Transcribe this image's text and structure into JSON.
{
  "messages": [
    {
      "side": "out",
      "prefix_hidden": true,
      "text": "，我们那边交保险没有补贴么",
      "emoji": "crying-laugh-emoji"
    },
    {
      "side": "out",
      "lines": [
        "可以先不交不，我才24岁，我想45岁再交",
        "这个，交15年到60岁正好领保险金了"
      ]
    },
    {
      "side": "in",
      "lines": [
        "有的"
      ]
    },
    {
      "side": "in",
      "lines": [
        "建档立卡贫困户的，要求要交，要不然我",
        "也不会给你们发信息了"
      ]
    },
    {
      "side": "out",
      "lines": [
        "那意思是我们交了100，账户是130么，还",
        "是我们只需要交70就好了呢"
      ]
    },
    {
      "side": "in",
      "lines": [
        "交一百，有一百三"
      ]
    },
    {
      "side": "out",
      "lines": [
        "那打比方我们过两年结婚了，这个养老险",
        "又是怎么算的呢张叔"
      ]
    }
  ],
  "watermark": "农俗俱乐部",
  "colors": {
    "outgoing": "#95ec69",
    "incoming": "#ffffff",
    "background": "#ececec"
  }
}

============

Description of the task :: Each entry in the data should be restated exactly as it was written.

Result of this exercise ::
Transcribe this image's text and structure into JSON.
{
  "messages": [
    {
      "side": "out",
      "prefix_hidden": true,
      "text": "，我们那边交保险没有补贴么",
      "emoji": "crying-laugh-emoji"
    },
    {
      "side": "out",
      "lines": [
        "可以先不交不，我才24岁，我想45岁再交",
        "这个，交15年到60岁正好领保险金了"
      ]
    },
    {
      "side": "in",
      "lines": [
        "有的"
      ]
    },
    {
      "side": "in",
      "lines": [
        "建档立卡贫困户的，要求要交，要不然我",
        "也不会给你们发信息了"
      ]
    },
    {
      "side": "out",
      "lines": [
        "那意思是我们交了100，账户是130么，还",
        "是我们只需要交70就好了呢"
      ]
    },
    {
      "side": "in",
      "lines": [
        "交一百，有一百三"
      ]
    },
    {
      "side": "out",
      "lines": [
        "那打比方我们过两年结婚了，这个养老险",
        "又是怎么算的呢张叔"
      ]
    }
  ],
  "watermark": "农俗俱乐部",
  "colors": {
    "outgoing": "#95ec69",
    "incoming": "#ffffff",
    "background": "#ececec"
  }
}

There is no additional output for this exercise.